-------- PROVIDED DATA
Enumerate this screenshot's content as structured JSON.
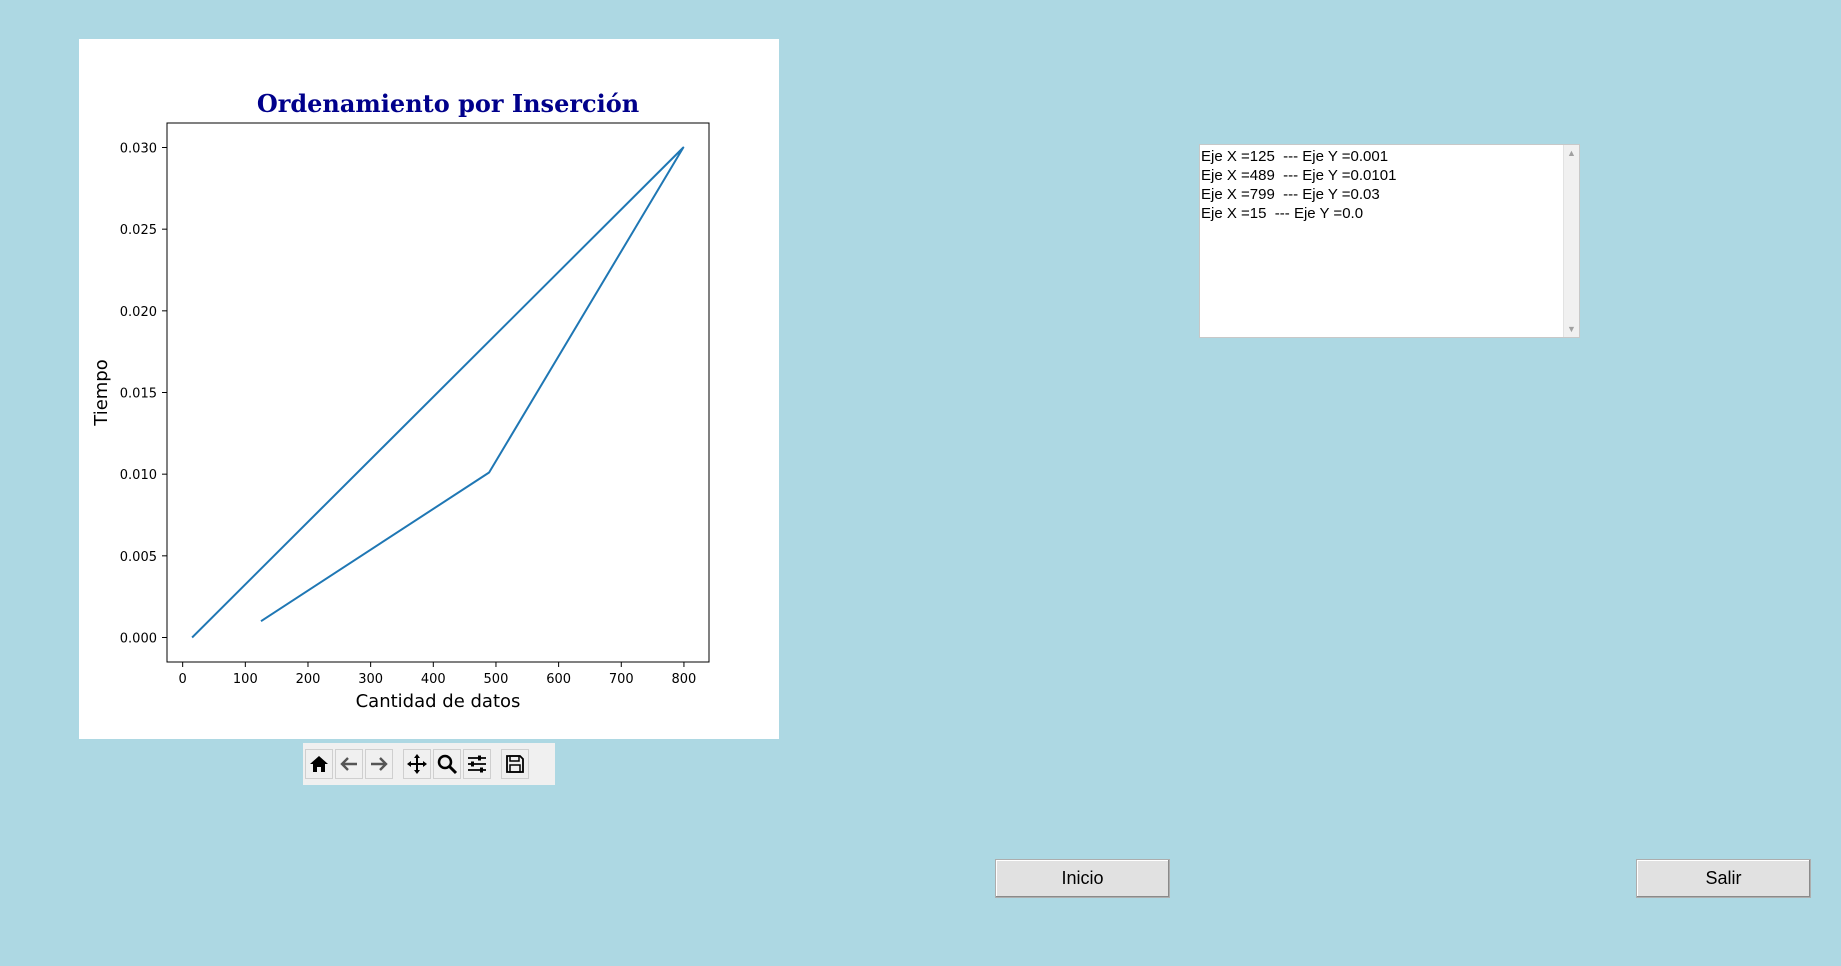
{
  "chart_data": {
    "type": "line",
    "title": "Ordenamiento por Inserción",
    "xlabel": "Cantidad de datos",
    "ylabel": "Tiempo",
    "x": [
      125,
      489,
      799,
      15
    ],
    "y": [
      0.001,
      0.0101,
      0.03,
      0.0
    ],
    "xlim": [
      -25,
      840
    ],
    "ylim": [
      -0.0015,
      0.0315
    ],
    "xticks": [
      0,
      100,
      200,
      300,
      400,
      500,
      600,
      700,
      800
    ],
    "xtick_labels": [
      "0",
      "100",
      "200",
      "300",
      "400",
      "500",
      "600",
      "700",
      "800"
    ],
    "yticks": [
      0.0,
      0.005,
      0.01,
      0.015,
      0.02,
      0.025,
      0.03
    ],
    "ytick_labels": [
      "0.000",
      "0.005",
      "0.010",
      "0.015",
      "0.020",
      "0.025",
      "0.030"
    ],
    "line_color": "#1f77b4",
    "title_color": "#00008b",
    "grid": false
  },
  "toolbar": {
    "buttons": [
      {
        "name": "home-icon",
        "glyph": "home"
      },
      {
        "name": "back-arrow-icon",
        "glyph": "back"
      },
      {
        "name": "forward-arrow-icon",
        "glyph": "forward"
      },
      {
        "name": "pan-icon",
        "glyph": "pan"
      },
      {
        "name": "zoom-icon",
        "glyph": "zoom"
      },
      {
        "name": "configure-subplots-icon",
        "glyph": "sliders"
      },
      {
        "name": "save-icon",
        "glyph": "save"
      }
    ]
  },
  "log": {
    "text": "Eje X =125  --- Eje Y =0.001\nEje X =489  --- Eje Y =0.0101\nEje X =799  --- Eje Y =0.03\nEje X =15  --- Eje Y =0.0"
  },
  "buttons": {
    "inicio": "Inicio",
    "salir": "Salir"
  },
  "colors": {
    "background": "#add8e3"
  }
}
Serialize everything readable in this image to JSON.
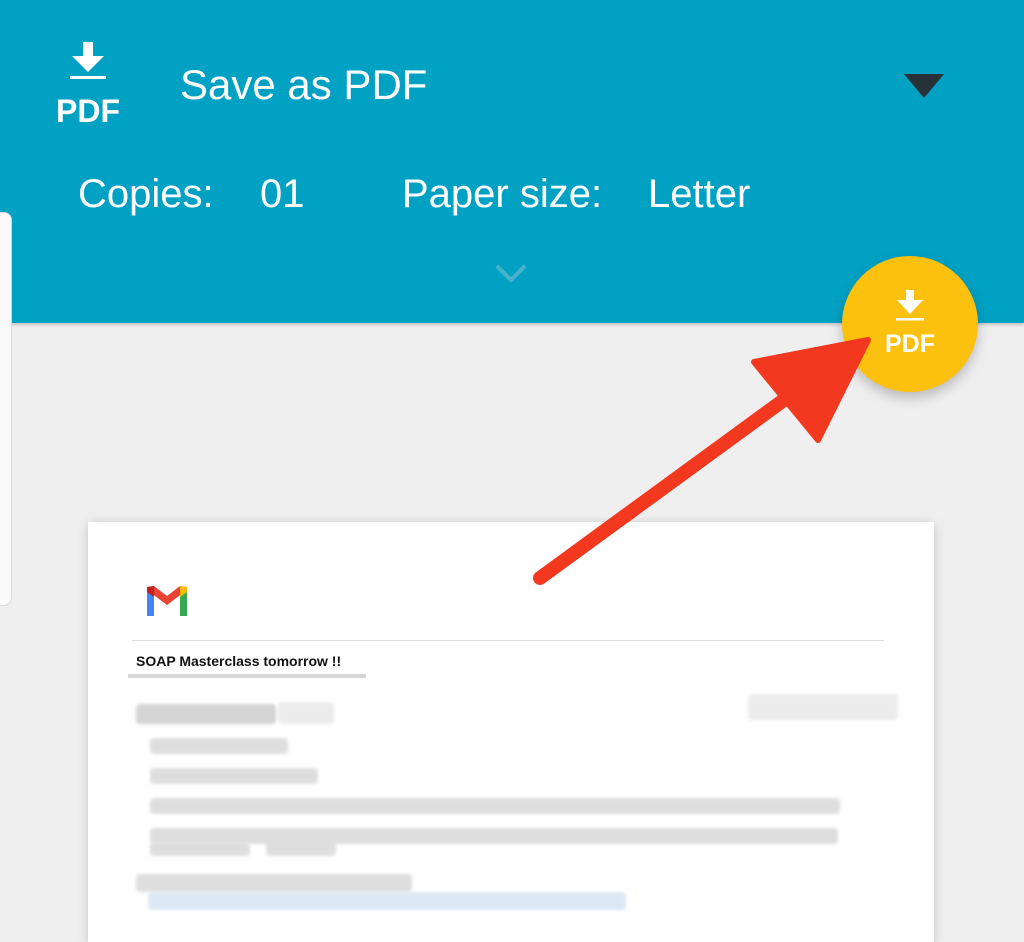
{
  "header": {
    "printer_icon_label": "PDF",
    "printer_name": "Save as PDF",
    "copies_label": "Copies:",
    "copies_value": "01",
    "paper_size_label": "Paper size:",
    "paper_size_value": "Letter"
  },
  "fab": {
    "icon_label": "PDF"
  },
  "preview": {
    "email_subject": "SOAP Masterclass tomorrow !!"
  },
  "colors": {
    "header_bg": "#00a1c3",
    "fab_bg": "#fcc00f",
    "annotation_arrow": "#f2381f",
    "page_bg": "#efefef"
  },
  "icons": {
    "printer": "pdf-download-icon",
    "dropdown": "triangle-down-icon",
    "expand": "chevron-down-icon",
    "fab": "pdf-download-icon",
    "logo": "gmail-logo-icon"
  }
}
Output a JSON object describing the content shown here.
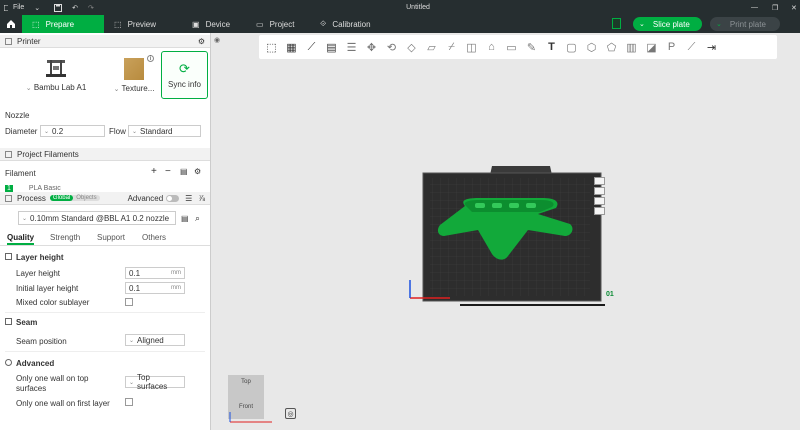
{
  "titlebar": {
    "menu_label": "File",
    "title": "Untitled"
  },
  "tabs": [
    {
      "label": "Prepare",
      "icon": "prepare-icon"
    },
    {
      "label": "Preview",
      "icon": "preview-icon"
    },
    {
      "label": "Device",
      "icon": "device-icon"
    },
    {
      "label": "Project",
      "icon": "project-icon"
    },
    {
      "label": "Calibration",
      "icon": "calibration-icon"
    }
  ],
  "actions": {
    "slice": "Slice plate",
    "print": "Print plate"
  },
  "printer": {
    "section_title": "Printer",
    "name": "Bambu Lab A1",
    "plate": "Texture...",
    "sync": "Sync info",
    "nozzle_label": "Nozzle",
    "diameter_label": "Diameter",
    "diameter_value": "0.2",
    "flow_label": "Flow",
    "flow_value": "Standard"
  },
  "filaments": {
    "section_title": "Project Filaments",
    "placeholder": "Filament",
    "first_index": "1",
    "first_name": "PLA Basic"
  },
  "process": {
    "section_title": "Process",
    "toggle_global": "Global",
    "toggle_objects": "Objects",
    "advanced_label": "Advanced",
    "preset": "0.10mm Standard @BBL A1 0.2 nozzle",
    "tabs": [
      "Quality",
      "Strength",
      "Support",
      "Others"
    ],
    "groups": {
      "layer_height": "Layer height",
      "seam": "Seam",
      "advanced": "Advanced"
    },
    "layer_height_label": "Layer height",
    "layer_height_value": "0.1",
    "initial_layer_label": "Initial layer height",
    "initial_layer_value": "0.1",
    "unit": "mm",
    "mixed_color_label": "Mixed color sublayer",
    "seam_position_label": "Seam position",
    "seam_position_value": "Aligned",
    "one_wall_top_label": "Only one wall on top surfaces",
    "one_wall_top_value": "Top surfaces",
    "one_wall_first_label": "Only one wall on first layer"
  },
  "viewport": {
    "plate_number": "01",
    "cube_top": "Top",
    "cube_front": "Front"
  },
  "colors": {
    "accent": "#00ae42",
    "titlebar": "#262e30"
  }
}
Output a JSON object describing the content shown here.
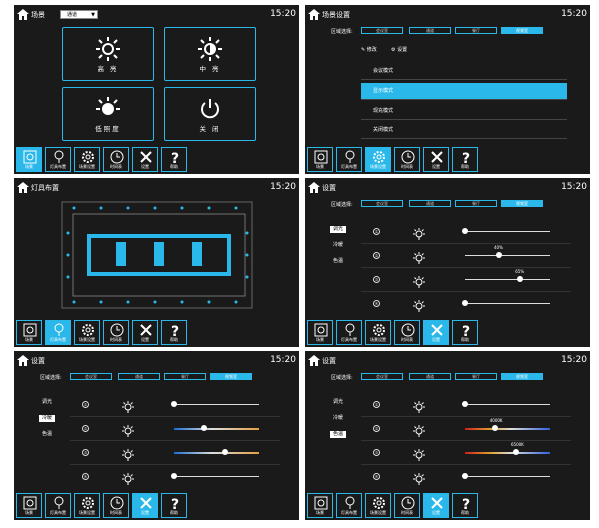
{
  "time": "15:20",
  "panel_scene": {
    "title": "场景",
    "dropdown_value": "通道",
    "tiles": [
      {
        "label": "高 亮",
        "icon": "sun-icon"
      },
      {
        "label": "中 亮",
        "icon": "half-sun-icon"
      },
      {
        "label": "低照度",
        "icon": "sun-dim-icon"
      },
      {
        "label": "关 闭",
        "icon": "power-icon"
      }
    ]
  },
  "panel_scene_setting": {
    "title": "场景设置",
    "zone_label": "区域选择:",
    "zones": [
      "会议室",
      "通道",
      "餐厅",
      "视频室"
    ],
    "edit_label": "修改",
    "setting_label": "设置",
    "modes": [
      "会议模式",
      "显示模式",
      "现充模式",
      "关闭模式"
    ]
  },
  "panel_fixtures": {
    "title": "灯具布置"
  },
  "panel_settings": {
    "title": "设置",
    "zone_label": "区域选择:",
    "zones": [
      "会议室",
      "通道",
      "餐厅",
      "视频室"
    ],
    "side": [
      "调光",
      "冷暖",
      "色温"
    ],
    "rows": [
      "①",
      "②",
      "③",
      "④"
    ],
    "dim_values": [
      {
        "pct": 0
      },
      {
        "pct": 40,
        "label": "40%"
      },
      {
        "pct": 65,
        "label": "65%"
      },
      {
        "pct": 0
      }
    ],
    "cct_values": [
      {
        "pct": 0
      },
      {
        "pct": 35,
        "label": "4000K"
      },
      {
        "pct": 60,
        "label": "6500K"
      },
      {
        "pct": 0
      }
    ]
  },
  "nav": [
    {
      "label": "场景",
      "icon": "scene-icon"
    },
    {
      "label": "灯具布置",
      "icon": "bulb-icon"
    },
    {
      "label": "场景设置",
      "icon": "gear-icon"
    },
    {
      "label": "时间表",
      "icon": "clock-icon"
    },
    {
      "label": "设置",
      "icon": "tools-icon"
    },
    {
      "label": "帮助",
      "icon": "help-icon"
    }
  ],
  "colors": {
    "accent": "#2ab8ea",
    "bg": "#1a1a1a"
  }
}
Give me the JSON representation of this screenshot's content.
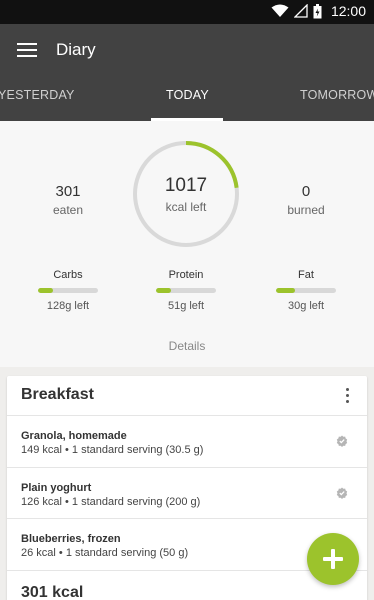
{
  "status_bar": {
    "time": "12:00",
    "icons": [
      "wifi-icon",
      "signal-icon",
      "battery-icon"
    ]
  },
  "app_bar": {
    "title": "Diary",
    "tabs": [
      {
        "label": "YESTERDAY",
        "selected": false
      },
      {
        "label": "TODAY",
        "selected": true
      },
      {
        "label": "TOMORROW",
        "selected": false
      }
    ]
  },
  "summary": {
    "eaten": {
      "value": "301",
      "label": "eaten"
    },
    "remaining": {
      "value": "1017",
      "label": "kcal left",
      "progress": 0.23
    },
    "burned": {
      "value": "0",
      "label": "burned"
    },
    "macros": [
      {
        "name": "Carbs",
        "left": "128g left",
        "progress": 0.25
      },
      {
        "name": "Protein",
        "left": "51g left",
        "progress": 0.25
      },
      {
        "name": "Fat",
        "left": "30g left",
        "progress": 0.32
      }
    ],
    "details_label": "Details"
  },
  "meal": {
    "title": "Breakfast",
    "items": [
      {
        "name": "Granola, homemade",
        "info": "149 kcal • 1 standard serving (30.5 g)"
      },
      {
        "name": "Plain yoghurt",
        "info": "126 kcal • 1 standard serving (200 g)"
      },
      {
        "name": "Blueberries, frozen",
        "info": "26 kcal • 1 standard serving (50 g)"
      }
    ],
    "total": "301 kcal"
  },
  "colors": {
    "accent": "#9cc32c",
    "app_bar": "#424242",
    "status_bar": "#111111"
  }
}
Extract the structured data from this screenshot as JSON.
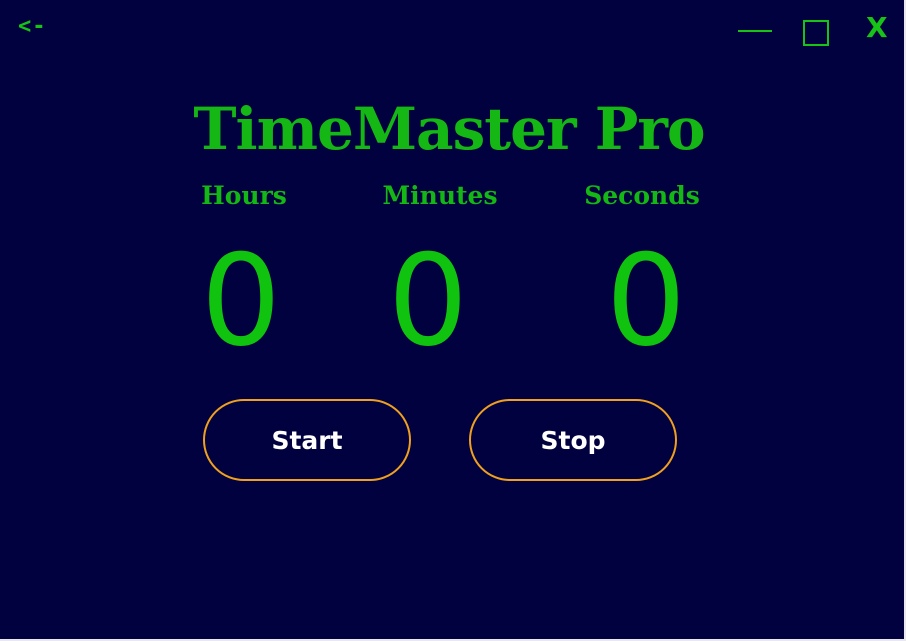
{
  "window": {
    "back_label": "<-",
    "close_label": "X",
    "controls": [
      "minimize-icon",
      "maximize-icon",
      "close-icon"
    ]
  },
  "app": {
    "title": "TimeMaster Pro"
  },
  "timer": {
    "labels": {
      "hours": "Hours",
      "minutes": "Minutes",
      "seconds": "Seconds"
    },
    "values": {
      "hours": "0",
      "minutes": "0",
      "seconds": "0"
    }
  },
  "buttons": {
    "start_label": "Start",
    "stop_label": "Stop"
  },
  "colors": {
    "background": "#01013f",
    "accent_green": "#14b714",
    "button_border": "#f0a020",
    "button_text": "#ffffff"
  }
}
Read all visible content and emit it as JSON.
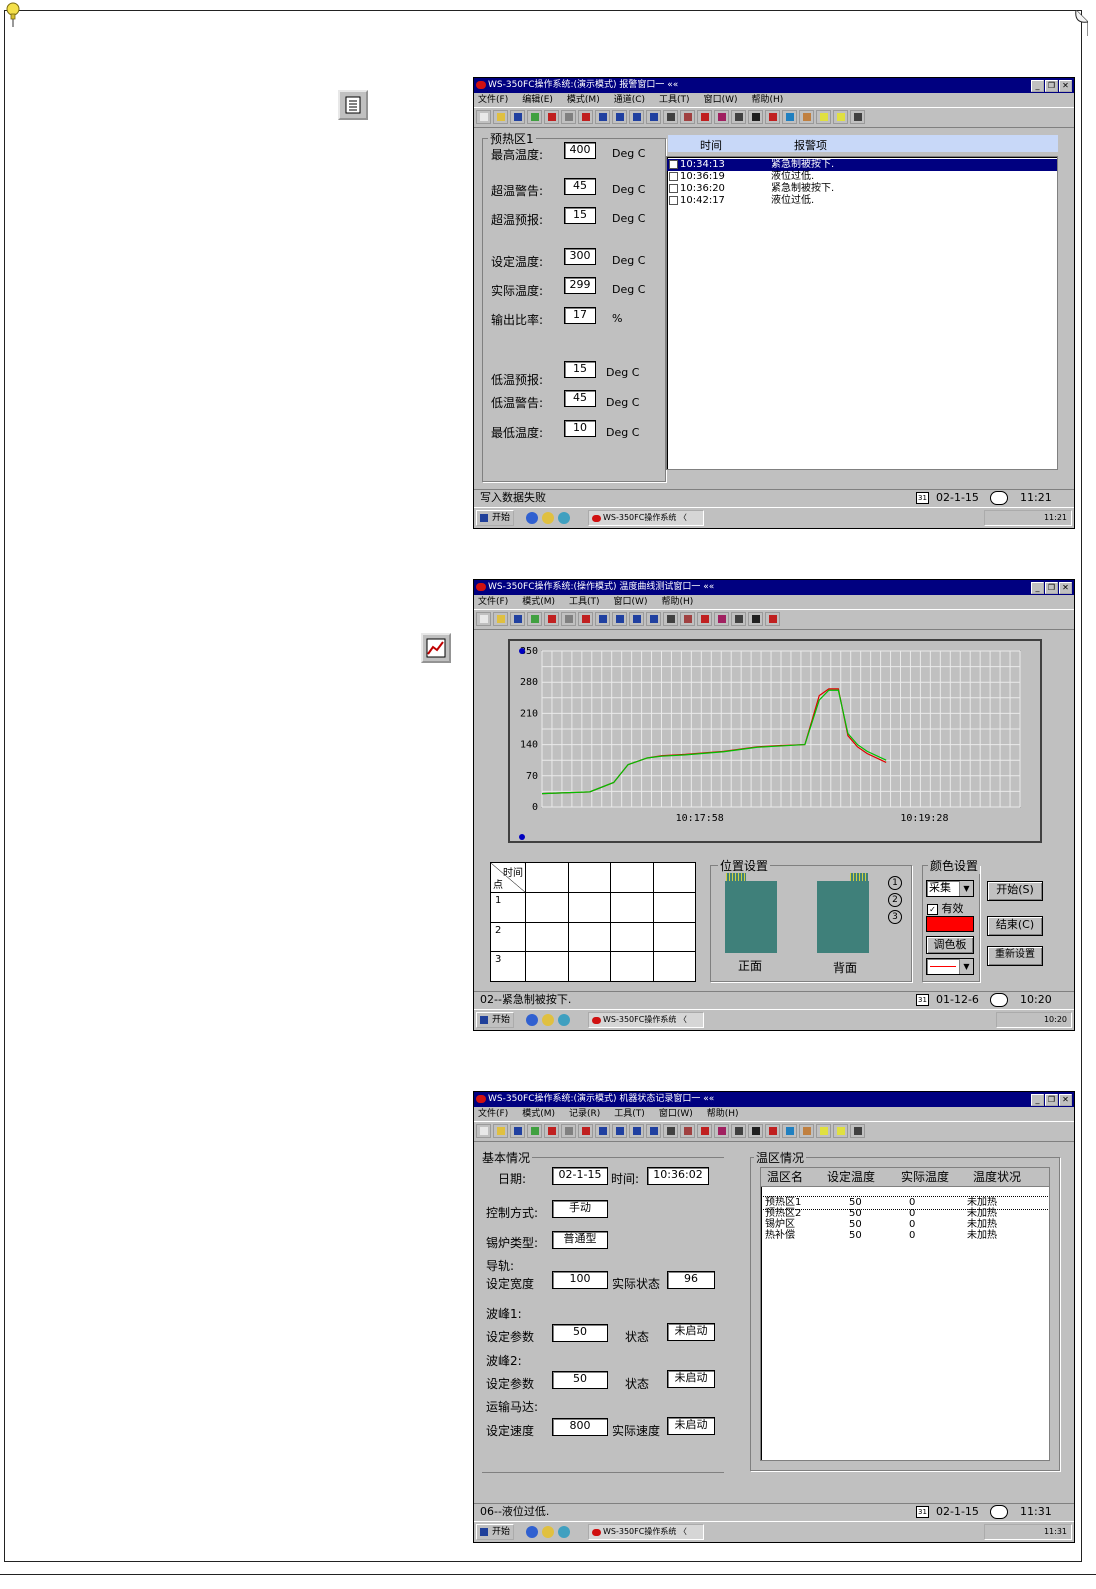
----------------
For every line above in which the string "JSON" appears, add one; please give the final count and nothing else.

7